>> aftertouch. In my left hand, I have a joystick (x = pitch, y+/- = two 
>> modulations), ribbon control and two switches directly available.
>>
>> I have to yet recreate that experience on a midi/usb keyboard + 
>> software setting.
>> As for software, Logic's Sculpture was an exciting discovery recently. 
>> Can't believe I've ignored such a great physical modeling instrument 
>> for so long... I love it!
>>
>> With hardware keyboards, I still have problems.
>>
>> First a word on quality/responsiveness/aftertouch:
>> Is it me or do midi/usb keyboards in recent years lack the quality of 
>> simple keyboards in the 90ies?
>> I mean, in early 90ies, even a cheaper Yamaha/Casio keyboard would have 
>> decent action. Even the crappy old Casio VL-1 from the 80ies has better 
>> built quality than most laptop-sized keyboards nowadays.
>> Talking about responsiveness: Hardly any keyboard seems to have 
>> aftertouch. Lack thereof completely takes the life out of the virtual 
>> instrument for me.
>>
>> Then modulation wheels (yuck):
>> If the compact keyboards provide any modulation/pitchbend at all, it's 
>> mostly wheels (vs joystick). I wonder: How do you actually manage to 
>> use two (=pitchbend+mod) wheels at the same time? With a joystick, I 
>> can manage more parameters easily (see above). Mod wheels? I don't 
>> know...
>>
>> Here a word on 37 keys:
>> I find 2 octaves utterly useless. First, you only get real two octaves 
>> when you play the note "C". For any other note, you only have one 
>> "real" full octave. And for entering chord progressions, it's never 
>> enough.
>> With 37 keys, you can start off in the middle octave and you can always 
>> jump up/down one octave (then realign with octave buttons). For me it's 
>> perfect for single handed playing. For two hands, I at least need 5 
>> octaves minimum. So don't know why people come up with 25/49-keybards.
>> While we're at it: Why start with the note "C"? Starting with F/G would 
>> be much more useful...
>>
>> Ok, so, what are my options?
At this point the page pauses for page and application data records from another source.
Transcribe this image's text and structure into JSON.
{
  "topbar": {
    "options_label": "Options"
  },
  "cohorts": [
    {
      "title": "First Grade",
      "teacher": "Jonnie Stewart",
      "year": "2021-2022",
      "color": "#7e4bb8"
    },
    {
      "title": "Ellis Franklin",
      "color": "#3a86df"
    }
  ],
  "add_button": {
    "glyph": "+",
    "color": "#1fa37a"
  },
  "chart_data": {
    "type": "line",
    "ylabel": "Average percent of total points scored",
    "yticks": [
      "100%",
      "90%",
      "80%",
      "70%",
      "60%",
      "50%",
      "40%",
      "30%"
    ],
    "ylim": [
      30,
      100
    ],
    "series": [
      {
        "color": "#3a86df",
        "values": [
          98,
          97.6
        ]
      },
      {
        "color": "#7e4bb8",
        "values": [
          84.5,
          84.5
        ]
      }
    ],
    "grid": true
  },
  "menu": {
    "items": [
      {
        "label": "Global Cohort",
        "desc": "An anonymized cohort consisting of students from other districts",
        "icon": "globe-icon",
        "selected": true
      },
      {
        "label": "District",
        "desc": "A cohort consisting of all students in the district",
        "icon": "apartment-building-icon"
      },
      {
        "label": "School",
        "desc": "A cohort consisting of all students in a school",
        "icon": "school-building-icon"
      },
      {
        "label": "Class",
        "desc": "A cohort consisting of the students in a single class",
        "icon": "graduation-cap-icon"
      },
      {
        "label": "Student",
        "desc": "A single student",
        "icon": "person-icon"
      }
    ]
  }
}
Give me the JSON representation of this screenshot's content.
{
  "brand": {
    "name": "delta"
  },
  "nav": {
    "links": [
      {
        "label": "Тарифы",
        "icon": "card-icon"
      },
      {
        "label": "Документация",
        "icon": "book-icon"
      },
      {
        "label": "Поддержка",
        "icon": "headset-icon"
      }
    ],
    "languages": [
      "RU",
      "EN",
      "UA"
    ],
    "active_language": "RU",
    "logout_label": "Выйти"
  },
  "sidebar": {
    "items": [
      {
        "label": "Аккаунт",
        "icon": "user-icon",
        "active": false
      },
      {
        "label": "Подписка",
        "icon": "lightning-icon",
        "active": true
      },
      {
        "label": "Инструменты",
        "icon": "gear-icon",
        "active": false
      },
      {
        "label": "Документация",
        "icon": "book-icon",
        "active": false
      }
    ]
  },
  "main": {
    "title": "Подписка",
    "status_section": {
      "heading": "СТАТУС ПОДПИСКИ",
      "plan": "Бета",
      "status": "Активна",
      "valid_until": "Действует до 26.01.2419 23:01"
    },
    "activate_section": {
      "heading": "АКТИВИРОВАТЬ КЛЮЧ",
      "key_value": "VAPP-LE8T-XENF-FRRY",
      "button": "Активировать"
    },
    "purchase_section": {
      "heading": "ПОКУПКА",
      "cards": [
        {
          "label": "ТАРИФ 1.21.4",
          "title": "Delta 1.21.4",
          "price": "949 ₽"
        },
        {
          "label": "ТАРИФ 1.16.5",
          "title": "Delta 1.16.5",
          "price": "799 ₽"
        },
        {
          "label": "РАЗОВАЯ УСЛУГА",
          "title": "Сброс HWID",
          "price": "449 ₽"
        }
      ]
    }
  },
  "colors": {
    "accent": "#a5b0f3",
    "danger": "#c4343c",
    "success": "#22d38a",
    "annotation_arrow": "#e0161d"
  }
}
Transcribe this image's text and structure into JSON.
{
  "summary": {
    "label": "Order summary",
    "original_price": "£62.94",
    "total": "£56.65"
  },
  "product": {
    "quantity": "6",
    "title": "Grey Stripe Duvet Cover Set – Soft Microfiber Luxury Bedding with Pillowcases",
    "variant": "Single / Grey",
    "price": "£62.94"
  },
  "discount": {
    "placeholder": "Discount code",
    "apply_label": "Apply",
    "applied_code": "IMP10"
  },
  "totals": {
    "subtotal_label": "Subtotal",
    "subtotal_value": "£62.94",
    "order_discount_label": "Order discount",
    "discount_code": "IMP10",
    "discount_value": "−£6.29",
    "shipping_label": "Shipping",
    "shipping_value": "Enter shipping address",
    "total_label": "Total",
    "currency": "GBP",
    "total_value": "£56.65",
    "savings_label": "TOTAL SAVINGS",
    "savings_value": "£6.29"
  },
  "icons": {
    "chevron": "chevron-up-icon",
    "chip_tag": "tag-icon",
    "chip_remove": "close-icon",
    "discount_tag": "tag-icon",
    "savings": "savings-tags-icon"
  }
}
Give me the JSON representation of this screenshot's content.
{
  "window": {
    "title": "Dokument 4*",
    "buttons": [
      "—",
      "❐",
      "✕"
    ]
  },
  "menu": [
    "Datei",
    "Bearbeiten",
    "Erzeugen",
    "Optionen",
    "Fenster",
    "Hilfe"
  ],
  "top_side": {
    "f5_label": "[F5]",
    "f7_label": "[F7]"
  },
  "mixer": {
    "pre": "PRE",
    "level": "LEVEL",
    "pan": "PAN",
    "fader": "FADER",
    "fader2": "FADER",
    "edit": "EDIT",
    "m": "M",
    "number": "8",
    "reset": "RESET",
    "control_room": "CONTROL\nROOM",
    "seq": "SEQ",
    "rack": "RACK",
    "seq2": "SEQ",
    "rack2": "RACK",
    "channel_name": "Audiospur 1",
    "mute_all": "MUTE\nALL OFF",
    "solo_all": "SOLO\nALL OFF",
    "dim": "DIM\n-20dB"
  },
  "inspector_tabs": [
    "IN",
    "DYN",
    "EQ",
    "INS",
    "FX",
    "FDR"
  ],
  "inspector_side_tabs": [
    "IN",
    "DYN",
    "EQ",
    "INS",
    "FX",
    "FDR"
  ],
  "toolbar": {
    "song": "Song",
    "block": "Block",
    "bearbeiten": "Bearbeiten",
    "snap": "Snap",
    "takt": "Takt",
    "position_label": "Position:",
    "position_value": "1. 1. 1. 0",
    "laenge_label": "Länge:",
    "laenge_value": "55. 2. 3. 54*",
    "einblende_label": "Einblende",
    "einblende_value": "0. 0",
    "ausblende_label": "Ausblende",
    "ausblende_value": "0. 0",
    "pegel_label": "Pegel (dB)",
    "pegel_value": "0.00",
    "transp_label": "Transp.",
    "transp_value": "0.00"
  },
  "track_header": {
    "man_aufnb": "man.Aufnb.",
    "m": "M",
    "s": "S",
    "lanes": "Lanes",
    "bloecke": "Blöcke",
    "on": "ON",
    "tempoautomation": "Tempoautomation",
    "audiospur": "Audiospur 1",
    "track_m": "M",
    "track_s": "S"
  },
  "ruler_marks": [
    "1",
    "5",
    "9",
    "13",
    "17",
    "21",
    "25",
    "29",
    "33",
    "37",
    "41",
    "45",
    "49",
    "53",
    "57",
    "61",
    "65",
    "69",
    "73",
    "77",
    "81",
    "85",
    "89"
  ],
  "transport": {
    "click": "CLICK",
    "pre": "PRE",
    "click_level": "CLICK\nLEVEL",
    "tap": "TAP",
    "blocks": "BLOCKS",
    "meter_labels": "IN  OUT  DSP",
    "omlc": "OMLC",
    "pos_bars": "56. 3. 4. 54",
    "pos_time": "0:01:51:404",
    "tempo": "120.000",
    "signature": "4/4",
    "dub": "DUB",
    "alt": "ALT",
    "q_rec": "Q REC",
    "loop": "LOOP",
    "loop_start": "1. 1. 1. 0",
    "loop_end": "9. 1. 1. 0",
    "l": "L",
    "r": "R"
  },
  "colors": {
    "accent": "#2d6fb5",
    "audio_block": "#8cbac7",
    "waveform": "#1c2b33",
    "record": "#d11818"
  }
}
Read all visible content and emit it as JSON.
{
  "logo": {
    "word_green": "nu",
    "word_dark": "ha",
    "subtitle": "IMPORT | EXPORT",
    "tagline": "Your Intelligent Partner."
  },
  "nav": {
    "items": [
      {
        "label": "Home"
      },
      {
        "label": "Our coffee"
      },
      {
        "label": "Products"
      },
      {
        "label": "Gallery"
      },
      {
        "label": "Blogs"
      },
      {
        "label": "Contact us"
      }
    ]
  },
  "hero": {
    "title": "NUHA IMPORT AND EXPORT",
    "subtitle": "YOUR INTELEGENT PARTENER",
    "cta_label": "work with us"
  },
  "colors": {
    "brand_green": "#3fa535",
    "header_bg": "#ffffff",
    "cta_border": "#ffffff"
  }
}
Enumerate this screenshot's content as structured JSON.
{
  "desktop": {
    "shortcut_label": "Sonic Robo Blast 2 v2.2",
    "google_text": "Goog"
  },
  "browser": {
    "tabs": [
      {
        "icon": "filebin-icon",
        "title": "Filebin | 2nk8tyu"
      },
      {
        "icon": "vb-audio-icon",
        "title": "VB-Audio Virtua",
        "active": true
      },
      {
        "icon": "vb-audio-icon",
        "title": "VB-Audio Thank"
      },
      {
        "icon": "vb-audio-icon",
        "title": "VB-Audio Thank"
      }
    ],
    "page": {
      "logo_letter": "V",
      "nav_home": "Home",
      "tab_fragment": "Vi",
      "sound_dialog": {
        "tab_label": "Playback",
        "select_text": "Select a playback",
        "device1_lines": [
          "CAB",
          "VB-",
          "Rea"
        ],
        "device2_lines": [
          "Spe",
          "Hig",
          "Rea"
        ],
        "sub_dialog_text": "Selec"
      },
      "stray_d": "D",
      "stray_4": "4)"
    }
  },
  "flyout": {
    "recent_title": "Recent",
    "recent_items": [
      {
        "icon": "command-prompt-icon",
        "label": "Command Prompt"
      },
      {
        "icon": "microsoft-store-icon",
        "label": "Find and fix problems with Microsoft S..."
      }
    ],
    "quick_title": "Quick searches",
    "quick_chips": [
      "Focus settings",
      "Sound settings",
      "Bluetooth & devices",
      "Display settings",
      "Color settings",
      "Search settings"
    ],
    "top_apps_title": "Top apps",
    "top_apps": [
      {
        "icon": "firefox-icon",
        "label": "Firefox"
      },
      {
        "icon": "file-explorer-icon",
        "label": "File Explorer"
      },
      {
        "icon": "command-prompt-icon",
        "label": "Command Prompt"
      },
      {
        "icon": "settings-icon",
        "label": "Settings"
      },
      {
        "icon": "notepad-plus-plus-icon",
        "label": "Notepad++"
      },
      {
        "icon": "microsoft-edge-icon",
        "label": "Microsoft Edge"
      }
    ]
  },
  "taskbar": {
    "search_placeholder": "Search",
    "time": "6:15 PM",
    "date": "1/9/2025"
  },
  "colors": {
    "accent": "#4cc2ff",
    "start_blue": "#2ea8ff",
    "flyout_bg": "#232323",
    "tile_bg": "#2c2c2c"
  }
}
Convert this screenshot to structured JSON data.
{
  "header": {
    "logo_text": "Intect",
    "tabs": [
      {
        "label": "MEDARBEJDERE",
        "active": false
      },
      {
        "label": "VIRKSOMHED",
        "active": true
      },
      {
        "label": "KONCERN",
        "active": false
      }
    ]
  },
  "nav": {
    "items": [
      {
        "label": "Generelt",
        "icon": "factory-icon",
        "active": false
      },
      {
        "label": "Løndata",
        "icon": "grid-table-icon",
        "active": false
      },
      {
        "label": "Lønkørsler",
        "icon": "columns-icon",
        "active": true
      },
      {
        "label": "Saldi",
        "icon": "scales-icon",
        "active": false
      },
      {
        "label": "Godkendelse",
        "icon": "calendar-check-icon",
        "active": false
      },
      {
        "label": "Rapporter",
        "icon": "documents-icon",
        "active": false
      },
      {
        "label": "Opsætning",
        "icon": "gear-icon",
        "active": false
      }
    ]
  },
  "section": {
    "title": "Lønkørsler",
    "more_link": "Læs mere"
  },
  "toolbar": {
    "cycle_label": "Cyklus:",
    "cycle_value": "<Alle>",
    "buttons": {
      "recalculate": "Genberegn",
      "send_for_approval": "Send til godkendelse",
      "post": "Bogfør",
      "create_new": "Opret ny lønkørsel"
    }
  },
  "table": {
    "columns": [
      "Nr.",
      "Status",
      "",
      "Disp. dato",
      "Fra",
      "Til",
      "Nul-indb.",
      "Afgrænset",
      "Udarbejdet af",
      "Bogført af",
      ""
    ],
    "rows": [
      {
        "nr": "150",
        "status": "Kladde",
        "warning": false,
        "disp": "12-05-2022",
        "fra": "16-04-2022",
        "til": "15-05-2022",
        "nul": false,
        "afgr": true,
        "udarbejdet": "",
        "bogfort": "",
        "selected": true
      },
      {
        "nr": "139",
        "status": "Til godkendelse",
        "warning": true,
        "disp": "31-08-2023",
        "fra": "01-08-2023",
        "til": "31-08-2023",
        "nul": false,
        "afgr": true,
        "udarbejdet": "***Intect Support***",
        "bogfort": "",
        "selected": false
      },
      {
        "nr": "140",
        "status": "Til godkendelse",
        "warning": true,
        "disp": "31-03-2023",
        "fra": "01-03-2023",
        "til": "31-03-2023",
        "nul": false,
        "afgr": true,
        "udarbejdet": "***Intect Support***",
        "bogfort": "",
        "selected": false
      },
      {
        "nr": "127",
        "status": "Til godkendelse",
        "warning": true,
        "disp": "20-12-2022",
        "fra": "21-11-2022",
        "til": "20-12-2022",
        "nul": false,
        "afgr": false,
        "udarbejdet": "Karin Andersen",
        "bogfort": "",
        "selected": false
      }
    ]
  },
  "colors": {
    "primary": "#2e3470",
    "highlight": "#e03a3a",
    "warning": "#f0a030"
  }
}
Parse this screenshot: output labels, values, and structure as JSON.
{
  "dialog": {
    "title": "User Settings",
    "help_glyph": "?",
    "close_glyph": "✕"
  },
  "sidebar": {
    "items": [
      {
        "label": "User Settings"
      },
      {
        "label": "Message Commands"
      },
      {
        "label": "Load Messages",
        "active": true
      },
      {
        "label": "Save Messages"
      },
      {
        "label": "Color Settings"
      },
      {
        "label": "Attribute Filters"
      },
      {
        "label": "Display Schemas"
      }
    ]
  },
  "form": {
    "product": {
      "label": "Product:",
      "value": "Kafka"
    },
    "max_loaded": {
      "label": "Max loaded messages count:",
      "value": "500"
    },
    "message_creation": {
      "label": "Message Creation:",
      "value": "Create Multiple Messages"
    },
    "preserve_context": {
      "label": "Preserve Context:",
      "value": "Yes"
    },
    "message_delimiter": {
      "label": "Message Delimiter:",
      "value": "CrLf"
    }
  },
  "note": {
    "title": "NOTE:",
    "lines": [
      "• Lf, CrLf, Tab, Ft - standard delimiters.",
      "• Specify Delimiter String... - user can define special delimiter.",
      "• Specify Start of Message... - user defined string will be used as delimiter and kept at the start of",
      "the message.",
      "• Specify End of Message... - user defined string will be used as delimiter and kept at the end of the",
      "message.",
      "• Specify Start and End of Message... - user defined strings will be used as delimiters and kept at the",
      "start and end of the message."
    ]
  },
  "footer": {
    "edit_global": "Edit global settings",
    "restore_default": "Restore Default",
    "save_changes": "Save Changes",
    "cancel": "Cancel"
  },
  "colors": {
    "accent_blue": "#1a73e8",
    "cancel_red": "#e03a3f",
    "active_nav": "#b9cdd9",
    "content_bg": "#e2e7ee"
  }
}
My favorite being the Korg Microkey...
>> KORG MICROKEY 37 (http://www.korg.com/microkey)
>> + compact size
>> + good keyboard action
>> + pitchbend and mod wheel!
>> - lacks aftertouch
>> - no sustain pedal
>> NOVATION SL 37 / successor?? 
>> (http://novationmusic.de/midi-controllers/sl-mkii)
>> + As far as I remember, action was quite nice.
>> + Expressive controls (joystick, touchpad, aftertouch)
>> - too bulky, faders etc. take a lot of space
>> ? Not available anymore, any decent successor???
>> ALESIS VORTEX KEYTAR (http://www.alesis.com/vortex)
>> +/- it's a keytar! :-)
>> + Has aftertouch!!
>> ? Any experience playing it / or keytar advice in general???
>> ANY OTHER SUGGESTIONS?
>> ?
>>
>> As always, looking forward to your feedback :)
>> Buzap
>>
>
>
>
> --
> Art Simon
> simart@gmail.com
>